## YOUR GOAL:
Copy every record that appears below, exactly as it stands.

## Dataset rows describing interfaces:
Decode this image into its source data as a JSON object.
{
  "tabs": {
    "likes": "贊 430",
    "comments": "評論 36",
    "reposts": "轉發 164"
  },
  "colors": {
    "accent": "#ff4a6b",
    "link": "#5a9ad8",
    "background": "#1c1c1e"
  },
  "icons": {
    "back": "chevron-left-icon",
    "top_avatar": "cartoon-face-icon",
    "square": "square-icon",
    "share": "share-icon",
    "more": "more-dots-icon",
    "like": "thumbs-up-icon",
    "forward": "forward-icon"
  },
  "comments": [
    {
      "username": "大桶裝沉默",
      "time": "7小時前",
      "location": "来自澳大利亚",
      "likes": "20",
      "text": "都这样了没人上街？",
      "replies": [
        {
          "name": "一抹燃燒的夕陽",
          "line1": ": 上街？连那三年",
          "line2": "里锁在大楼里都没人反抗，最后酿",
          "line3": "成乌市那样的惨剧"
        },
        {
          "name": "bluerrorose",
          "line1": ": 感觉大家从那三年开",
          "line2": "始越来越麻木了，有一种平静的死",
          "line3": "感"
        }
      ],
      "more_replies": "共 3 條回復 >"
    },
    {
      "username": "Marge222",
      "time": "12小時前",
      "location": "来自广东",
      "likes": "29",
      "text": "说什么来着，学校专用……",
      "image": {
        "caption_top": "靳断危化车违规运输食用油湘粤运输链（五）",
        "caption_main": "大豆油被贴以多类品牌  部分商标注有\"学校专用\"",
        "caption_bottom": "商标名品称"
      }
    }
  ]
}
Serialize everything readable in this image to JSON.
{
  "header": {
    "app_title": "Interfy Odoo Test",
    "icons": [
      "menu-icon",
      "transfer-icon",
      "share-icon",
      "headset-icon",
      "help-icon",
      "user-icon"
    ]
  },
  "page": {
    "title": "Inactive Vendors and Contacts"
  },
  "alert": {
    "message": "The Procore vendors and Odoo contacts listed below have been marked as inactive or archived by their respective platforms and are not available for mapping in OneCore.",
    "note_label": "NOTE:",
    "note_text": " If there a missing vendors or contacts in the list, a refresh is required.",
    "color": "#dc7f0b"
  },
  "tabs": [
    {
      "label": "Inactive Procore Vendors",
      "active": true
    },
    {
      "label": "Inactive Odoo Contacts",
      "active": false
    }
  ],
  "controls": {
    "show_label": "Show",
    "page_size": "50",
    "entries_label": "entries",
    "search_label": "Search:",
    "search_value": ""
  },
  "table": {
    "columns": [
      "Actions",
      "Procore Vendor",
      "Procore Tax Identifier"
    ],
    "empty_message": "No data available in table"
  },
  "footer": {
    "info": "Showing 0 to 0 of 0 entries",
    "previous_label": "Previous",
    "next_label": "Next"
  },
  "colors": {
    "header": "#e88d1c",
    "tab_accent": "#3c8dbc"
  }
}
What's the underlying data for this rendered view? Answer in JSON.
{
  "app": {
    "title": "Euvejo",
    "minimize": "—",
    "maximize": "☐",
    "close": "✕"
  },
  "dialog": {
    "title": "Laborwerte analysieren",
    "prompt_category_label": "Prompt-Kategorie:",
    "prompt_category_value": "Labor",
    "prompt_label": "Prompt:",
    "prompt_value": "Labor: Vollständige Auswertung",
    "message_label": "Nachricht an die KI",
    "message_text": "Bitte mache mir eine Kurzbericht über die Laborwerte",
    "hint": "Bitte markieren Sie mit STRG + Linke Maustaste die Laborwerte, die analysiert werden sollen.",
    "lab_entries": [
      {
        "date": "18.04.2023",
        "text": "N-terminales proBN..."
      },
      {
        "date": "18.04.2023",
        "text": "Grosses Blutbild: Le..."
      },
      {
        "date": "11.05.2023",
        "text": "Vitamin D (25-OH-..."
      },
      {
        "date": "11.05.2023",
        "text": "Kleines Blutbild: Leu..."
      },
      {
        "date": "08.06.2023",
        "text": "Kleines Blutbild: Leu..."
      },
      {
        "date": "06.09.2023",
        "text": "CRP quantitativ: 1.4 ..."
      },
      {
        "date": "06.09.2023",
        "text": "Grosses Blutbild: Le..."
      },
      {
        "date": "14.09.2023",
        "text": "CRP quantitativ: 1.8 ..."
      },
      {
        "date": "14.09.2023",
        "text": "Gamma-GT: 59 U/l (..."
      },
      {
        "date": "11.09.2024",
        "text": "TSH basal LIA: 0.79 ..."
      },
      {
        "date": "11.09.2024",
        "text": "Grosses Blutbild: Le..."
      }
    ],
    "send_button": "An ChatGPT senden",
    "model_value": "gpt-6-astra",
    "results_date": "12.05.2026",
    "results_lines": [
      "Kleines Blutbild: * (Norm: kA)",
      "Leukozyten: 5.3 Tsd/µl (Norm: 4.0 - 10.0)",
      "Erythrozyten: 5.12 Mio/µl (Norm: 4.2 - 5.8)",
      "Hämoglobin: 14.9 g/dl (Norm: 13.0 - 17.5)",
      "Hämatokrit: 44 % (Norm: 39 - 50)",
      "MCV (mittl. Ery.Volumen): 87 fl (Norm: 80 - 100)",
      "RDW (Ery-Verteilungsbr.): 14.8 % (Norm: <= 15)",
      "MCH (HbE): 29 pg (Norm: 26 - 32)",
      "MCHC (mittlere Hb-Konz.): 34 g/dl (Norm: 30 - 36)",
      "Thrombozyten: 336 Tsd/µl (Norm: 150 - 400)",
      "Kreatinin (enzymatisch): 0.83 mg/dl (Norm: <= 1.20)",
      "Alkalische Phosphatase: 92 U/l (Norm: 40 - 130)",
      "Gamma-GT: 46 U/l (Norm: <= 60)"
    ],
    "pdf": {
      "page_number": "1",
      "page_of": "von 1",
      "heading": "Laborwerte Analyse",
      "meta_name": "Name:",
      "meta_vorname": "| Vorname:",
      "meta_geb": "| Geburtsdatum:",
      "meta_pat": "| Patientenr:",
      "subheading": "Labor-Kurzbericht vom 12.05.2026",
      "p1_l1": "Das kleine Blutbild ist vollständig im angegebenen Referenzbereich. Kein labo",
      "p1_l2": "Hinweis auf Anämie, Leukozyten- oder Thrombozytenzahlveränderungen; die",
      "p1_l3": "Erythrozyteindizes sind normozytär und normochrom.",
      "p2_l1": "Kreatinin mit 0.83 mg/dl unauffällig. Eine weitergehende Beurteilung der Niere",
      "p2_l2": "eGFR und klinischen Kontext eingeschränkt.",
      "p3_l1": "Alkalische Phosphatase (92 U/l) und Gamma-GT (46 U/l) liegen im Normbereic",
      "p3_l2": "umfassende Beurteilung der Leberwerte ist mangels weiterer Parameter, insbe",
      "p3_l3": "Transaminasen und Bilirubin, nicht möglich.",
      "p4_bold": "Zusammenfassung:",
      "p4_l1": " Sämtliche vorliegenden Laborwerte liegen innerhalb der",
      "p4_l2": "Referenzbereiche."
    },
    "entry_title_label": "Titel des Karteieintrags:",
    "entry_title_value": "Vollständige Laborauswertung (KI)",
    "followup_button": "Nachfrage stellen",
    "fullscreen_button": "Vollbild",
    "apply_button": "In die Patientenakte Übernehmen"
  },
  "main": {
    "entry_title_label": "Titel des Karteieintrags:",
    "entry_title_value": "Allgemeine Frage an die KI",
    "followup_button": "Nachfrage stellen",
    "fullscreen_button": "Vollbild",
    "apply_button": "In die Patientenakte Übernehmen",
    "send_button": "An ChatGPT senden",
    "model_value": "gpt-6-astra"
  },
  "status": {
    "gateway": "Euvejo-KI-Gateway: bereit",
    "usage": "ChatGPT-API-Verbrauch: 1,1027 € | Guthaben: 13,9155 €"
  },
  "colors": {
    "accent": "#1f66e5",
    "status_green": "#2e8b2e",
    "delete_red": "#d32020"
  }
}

## RESULT OF THE TASK:
Decode this image into its source data as a JSON object.
{
  "tabs": {
    "likes": "贊 430",
    "comments": "評論 36",
    "reposts": "轉發 164"
  },
  "colors": {
    "accent": "#ff4a6b",
    "link": "#5a9ad8",
    "background": "#1c1c1e"
  },
  "icons": {
    "back": "chevron-left-icon",
    "top_avatar": "cartoon-face-icon",
    "square": "square-icon",
    "share": "share-icon",
    "more": "more-dots-icon",
    "like": "thumbs-up-icon",
    "forward": "forward-icon"
  },
  "comments": [
    {
      "username": "大桶裝沉默",
      "time": "7小時前",
      "location": "来自澳大利亚",
      "likes": "20",
      "text": "都这样了没人上街？",
      "replies": [
        {
          "name": "一抹燃燒的夕陽",
          "line1": ": 上街？连那三年",
          "line2": "里锁在大楼里都没人反抗，最后酿",
          "line3": "成乌市那样的惨剧"
        },
        {
          "name": "bluerrorose",
          "line1": ": 感觉大家从那三年开",
          "line2": "始越来越麻木了，有一种平静的死",
          "line3": "感"
        }
      ],
      "more_replies": "共 3 條回復 >"
    },
    {
      "username": "Marge222",
      "time": "12小時前",
      "location": "来自广东",
      "likes": "29",
      "text": "说什么来着，学校专用……",
      "image": {
        "caption_top": "靳断危化车违规运输食用油湘粤运输链（五）",
        "caption_main": "大豆油被贴以多类品牌  部分商标注有\"学校专用\"",
        "caption_bottom": "商标名品称"
      }
    }
  ]
}
Serialize everything readable in this image to JSON.
{
  "header": {
    "app_title": "Interfy Odoo Test",
    "icons": [
      "menu-icon",
      "transfer-icon",
      "share-icon",
      "headset-icon",
      "help-icon",
      "user-icon"
    ]
  },
  "page": {
    "title": "Inactive Vendors and Contacts"
  },
  "alert": {
    "message": "The Procore vendors and Odoo contacts listed below have been marked as inactive or archived by their respective platforms and are not available for mapping in OneCore.",
    "note_label": "NOTE:",
    "note_text": " If there a missing vendors or contacts in the list, a refresh is required.",
    "color": "#dc7f0b"
  },
  "tabs": [
    {
      "label": "Inactive Procore Vendors",
      "active": true
    },
    {
      "label": "Inactive Odoo Contacts",
      "active": false
    }
  ],
  "controls": {
    "show_label": "Show",
    "page_size": "50",
    "entries_label": "entries",
    "search_label": "Search:",
    "search_value": ""
  },
  "table": {
    "columns": [
      "Actions",
      "Procore Vendor",
      "Procore Tax Identifier"
    ],
    "empty_message": "No data available in table"
  },
  "footer": {
    "info": "Showing 0 to 0 of 0 entries",
    "previous_label": "Previous",
    "next_label": "Next"
  },
  "colors": {
    "header": "#e88d1c",
    "tab_accent": "#3c8dbc"
  }
}
What's the underlying data for this rendered view? Answer in JSON.
{
  "app": {
    "title": "Euvejo",
    "minimize": "—",
    "maximize": "☐",
    "close": "✕"
  },
  "dialog": {
    "title": "Laborwerte analysieren",
    "prompt_category_label": "Prompt-Kategorie:",
    "prompt_category_value": "Labor",
    "prompt_label": "Prompt:",
    "prompt_value": "Labor: Vollständige Auswertung",
    "message_label": "Nachricht an die KI",
    "message_text": "Bitte mache mir eine Kurzbericht über die Laborwerte",
    "hint": "Bitte markieren Sie mit STRG + Linke Maustaste die Laborwerte, die analysiert werden sollen.",
    "lab_entries": [
      {
        "date": "18.04.2023",
        "text": "N-terminales proBN..."
      },
      {
        "date": "18.04.2023",
        "text": "Grosses Blutbild: Le..."
      },
      {
        "date": "11.05.2023",
        "text": "Vitamin D (25-OH-..."
      },
      {
        "date": "11.05.2023",
        "text": "Kleines Blutbild: Leu..."
      },
      {
        "date": "08.06.2023",
        "text": "Kleines Blutbild: Leu..."
      },
      {
        "date": "06.09.2023",
        "text": "CRP quantitativ: 1.4 ..."
      },
      {
        "date": "06.09.2023",
        "text": "Grosses Blutbild: Le..."
      },
      {
        "date": "14.09.2023",
        "text": "CRP quantitativ: 1.8 ..."
      },
      {
        "date": "14.09.2023",
        "text": "Gamma-GT: 59 U/l (..."
      },
      {
        "date": "11.09.2024",
        "text": "TSH basal LIA: 0.79 ..."
      },
      {
        "date": "11.09.2024",
        "text": "Grosses Blutbild: Le..."
      }
    ],
    "send_button": "An ChatGPT senden",
    "model_value": "gpt-6-astra",
    "results_date": "12.05.2026",
    "results_lines": [
      "Kleines Blutbild: * (Norm: kA)",
      "Leukozyten: 5.3 Tsd/µl (Norm: 4.0 - 10.0)",
      "Erythrozyten: 5.12 Mio/µl (Norm: 4.2 - 5.8)",
      "Hämoglobin: 14.9 g/dl (Norm: 13.0 - 17.5)",
      "Hämatokrit: 44 % (Norm: 39 - 50)",
      "MCV (mittl. Ery.Volumen): 87 fl (Norm: 80 - 100)",
      "RDW (Ery-Verteilungsbr.): 14.8 % (Norm: <= 15)",
      "MCH (HbE): 29 pg (Norm: 26 - 32)",
      "MCHC (mittlere Hb-Konz.): 34 g/dl (Norm: 30 - 36)",
      "Thrombozyten: 336 Tsd/µl (Norm: 150 - 400)",
      "Kreatinin (enzymatisch): 0.83 mg/dl (Norm: <= 1.20)",
      "Alkalische Phosphatase: 92 U/l (Norm: 40 - 130)",
      "Gamma-GT: 46 U/l (Norm: <= 60)"
    ],
    "pdf": {
      "page_number": "1",
      "page_of": "von 1",
      "heading": "Laborwerte Analyse",
      "meta_name": "Name:",
      "meta_vorname": "| Vorname:",
      "meta_geb": "| Geburtsdatum:",
      "meta_pat": "| Patientenr:",
      "subheading": "Labor-Kurzbericht vom 12.05.2026",
      "p1_l1": "Das kleine Blutbild ist vollständig im angegebenen Referenzbereich. Kein labo",
      "p1_l2": "Hinweis auf Anämie, Leukozyten- oder Thrombozytenzahlveränderungen; die",
      "p1_l3": "Erythrozyteindizes sind normozytär und normochrom.",
      "p2_l1": "Kreatinin mit 0.83 mg/dl unauffällig. Eine weitergehende Beurteilung der Niere",
      "p2_l2": "eGFR und klinischen Kontext eingeschränkt.",
      "p3_l1": "Alkalische Phosphatase (92 U/l) und Gamma-GT (46 U/l) liegen im Normbereic",
      "p3_l2": "umfassende Beurteilung der Leberwerte ist mangels weiterer Parameter, insbe",
      "p3_l3": "Transaminasen und Bilirubin, nicht möglich.",
      "p4_bold": "Zusammenfassung:",
      "p4_l1": " Sämtliche vorliegenden Laborwerte liegen innerhalb der",
      "p4_l2": "Referenzbereiche."
    },
    "entry_title_label": "Titel des Karteieintrags:",
    "entry_title_value": "Vollständige Laborauswertung (KI)",
    "followup_button": "Nachfrage stellen",
    "fullscreen_button": "Vollbild",
    "apply_button": "In die Patientenakte Übernehmen"
  },
  "main": {
    "entry_title_label": "Titel des Karteieintrags:",
    "entry_title_value": "Allgemeine Frage an die KI",
    "followup_button": "Nachfrage stellen",
    "fullscreen_button": "Vollbild",
    "apply_button": "In die Patientenakte Übernehmen",
    "send_button": "An ChatGPT senden",
    "model_value": "gpt-6-astra"
  },
  "status": {
    "gateway": "Euvejo-KI-Gateway: bereit",
    "usage": "ChatGPT-API-Verbrauch: 1,1027 € | Guthaben: 13,9155 €"
  },
  "colors": {
    "accent": "#1f66e5",
    "status_green": "#2e8b2e",
    "delete_red": "#d32020"
  }
}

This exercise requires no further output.